T Nation

1929, 2000, 2011


#21

Interesting topic - What is(was) taught in intro macro classes where you went to school?

I had been reading Austrian literature from the age of 17 and was under the impression that mainstream econ was almost entirely Keynesian. When I actually took an intro macro class ( last year ) I found this to not really be the case. Example(relevant) - We were taught that the phillips curve DOES NOT hold in the long run ie - in the long run the classical dichotomy holds and there is no relationship between unemployment and inflation(we even went through how Friedman predicted this in the late 60s and was subsequently proven correct by the great inflation of the 70's and 80's), the conclusion drawn from this was that policy makers should be very hesitant about inflating in the short term to drive down unemployment as it's only a short term fix with costly trade offs. Interestingly todays policy seems to be ignoring these lessons....

I was expecting the course to be quite painful but was pleasantly surprised, mainstream econ and Austrian theory seemed to generally be in agreement over the long term.

Thoughts?


#22

Another quick example - I had come under the impression that mainstream econ disregarded savings as the fundamental driver of economics growth. In class we were taught that the "pillars" of economic growth are savings, modest taxation, property rights etc.... I was definitely expecting to hear that consumption was the main driver of growth.


#23

Go here

http://mises.org/

From here you will be able to get all you need to know, order books, free materal and blogs.

This is the top of the line Austrian economic school.(this is just their internet site they do have a real school).


#24

My comment was meant to be broad. It's not just this thread, but any number of threads where the subject of macro economics comes up.

It's probably mostly a matter of a lack of familiarity of economic terminology. It's easy to quickly get lost in a subject when a sentence is primarily composed of a bunch of terms with which one is not at all familiar.

It's kind of like getting all kinesio-geeky on someone who knows nothing about anatomy/physiology talking about, the anterior origination insertion of the psoas major as it relates to the extension or flexion of the superior type II fast twitch fasicles of the posterior chain...

So as an example, the above chart states...

"As of the 10th of December 2010 (S&P 500 @1240) US non-financials were 74% overpriced according to q and quoted shares, including financials, were 73% overpriced according to CAPE."

Now that sentence may as well be written in Martian for all I understand it...


#25

Thank, John. I'll check that out...


#26

Would you pay $140,000 for a home that you could have built for $100,000? No. The $140,000 home is overpriced by 40%. THAT is the q ratio. The price of that home has to drift downward toward $100,000.

Would you pay $60,000 for a home you could have built for $100,000. No. The $60,000 is underpriced by 40%.

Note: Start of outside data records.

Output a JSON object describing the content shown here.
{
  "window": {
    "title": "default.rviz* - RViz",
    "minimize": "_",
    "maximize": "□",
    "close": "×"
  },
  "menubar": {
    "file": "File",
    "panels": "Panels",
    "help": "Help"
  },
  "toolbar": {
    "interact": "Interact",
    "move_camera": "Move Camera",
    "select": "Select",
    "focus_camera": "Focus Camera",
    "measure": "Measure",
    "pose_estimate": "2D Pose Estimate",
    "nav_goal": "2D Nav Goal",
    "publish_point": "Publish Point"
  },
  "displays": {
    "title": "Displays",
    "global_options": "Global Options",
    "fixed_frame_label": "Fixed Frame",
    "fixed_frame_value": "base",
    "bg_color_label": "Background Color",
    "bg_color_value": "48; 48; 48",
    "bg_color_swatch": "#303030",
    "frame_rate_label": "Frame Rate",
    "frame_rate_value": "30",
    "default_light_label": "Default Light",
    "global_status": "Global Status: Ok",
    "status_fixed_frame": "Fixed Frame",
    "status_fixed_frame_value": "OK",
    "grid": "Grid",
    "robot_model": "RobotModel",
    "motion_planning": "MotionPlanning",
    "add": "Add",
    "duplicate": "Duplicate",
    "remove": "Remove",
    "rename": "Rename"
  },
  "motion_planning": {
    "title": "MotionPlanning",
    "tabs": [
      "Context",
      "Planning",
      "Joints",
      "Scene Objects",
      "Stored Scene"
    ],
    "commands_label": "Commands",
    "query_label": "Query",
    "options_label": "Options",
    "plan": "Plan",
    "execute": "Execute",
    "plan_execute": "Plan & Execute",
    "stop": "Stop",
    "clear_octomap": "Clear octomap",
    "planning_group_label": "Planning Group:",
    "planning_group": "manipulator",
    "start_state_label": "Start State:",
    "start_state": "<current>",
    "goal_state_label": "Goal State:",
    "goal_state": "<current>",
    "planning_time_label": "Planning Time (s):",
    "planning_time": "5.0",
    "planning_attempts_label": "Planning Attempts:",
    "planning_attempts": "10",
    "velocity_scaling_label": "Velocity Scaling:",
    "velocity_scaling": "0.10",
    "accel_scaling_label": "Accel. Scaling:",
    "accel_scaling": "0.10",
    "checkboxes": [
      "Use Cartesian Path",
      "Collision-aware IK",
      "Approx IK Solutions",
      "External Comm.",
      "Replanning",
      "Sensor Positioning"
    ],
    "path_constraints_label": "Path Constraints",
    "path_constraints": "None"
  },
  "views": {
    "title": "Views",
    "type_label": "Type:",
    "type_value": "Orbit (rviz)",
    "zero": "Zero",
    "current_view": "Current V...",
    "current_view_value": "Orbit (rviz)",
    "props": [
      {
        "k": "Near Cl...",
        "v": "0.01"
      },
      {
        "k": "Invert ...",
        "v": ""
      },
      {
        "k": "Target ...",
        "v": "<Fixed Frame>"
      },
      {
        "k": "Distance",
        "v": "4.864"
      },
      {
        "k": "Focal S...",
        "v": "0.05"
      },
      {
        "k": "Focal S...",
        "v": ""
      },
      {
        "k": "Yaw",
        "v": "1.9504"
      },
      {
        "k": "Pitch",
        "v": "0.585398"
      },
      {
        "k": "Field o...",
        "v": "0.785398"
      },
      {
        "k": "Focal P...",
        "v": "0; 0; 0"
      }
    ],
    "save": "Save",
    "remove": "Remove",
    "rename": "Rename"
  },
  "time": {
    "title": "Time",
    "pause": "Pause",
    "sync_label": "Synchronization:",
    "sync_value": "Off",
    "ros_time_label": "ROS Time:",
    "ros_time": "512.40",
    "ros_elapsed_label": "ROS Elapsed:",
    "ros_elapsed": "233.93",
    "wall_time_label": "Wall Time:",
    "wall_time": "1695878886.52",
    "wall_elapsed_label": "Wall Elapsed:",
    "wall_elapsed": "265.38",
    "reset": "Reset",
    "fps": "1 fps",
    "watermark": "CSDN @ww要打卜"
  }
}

CAPE is an adjustment added to the PE ratio. When stocks have a price-to-earnings ratio of more than 15, they are historically overpriced. Things being generally equal, why pay $20 for a share that earns me a dollar, when I could pay $10 for a similar stock that earns me a dollar? So, PE below 12 or so is good (in the general market) while 18 and above is a GTFO of this market signal.


#27

I would recommend Human Action (they have a new pocket book for $10) and Hazlitt's Economics in One Lesson: http://fee.org/library/books/economics-in-one-lesson/#0.1_L2


#28

I'd buy a house for 60k that was built for 100k.

I don't buy anything above $10 P/E averaged over the past years.


#29

It never hurts to get more knowledge but lets be frank, if anybody here was as absolutely certain as they claim to be about these things and had a track record of being correct, they'd have no time to post on T-Nation because they would be spending all of their time in their office at Goldman Sachs.


#30

This is false.


#31

Okay fine, who posting in this thread has become incredibly wealthy through their superior understanding of econimics and investments pertaining to it? Because if you can accurately project economic trends you should absolutely be very wealthy.


#32

â??There is nothing so disastrous as a rational investment policy in an irrational worldâ??

John Maynard Keynes

Also:

â??The best way to destroy the capitalist system is to debauch the currency. By a continuing process of inflation, governments can confiscate, secretly and unobserved, an important part of the wealth of their citizens.â??

John Maynard Keynes


#33

You are presuming several things, that the person has the capital and wants to invest. As Warren Buffett said in his last letter, anyone could see that automobiles were the next great thing, but which one of the 30 manufactures was a good investment. Being able to predict trends doesn't equal being able to allocate capital correctly.


#34

Very true, another example - Even though it would have been easy to see how flight would revolutionize the world the airline industry as a whole has destroyed capital.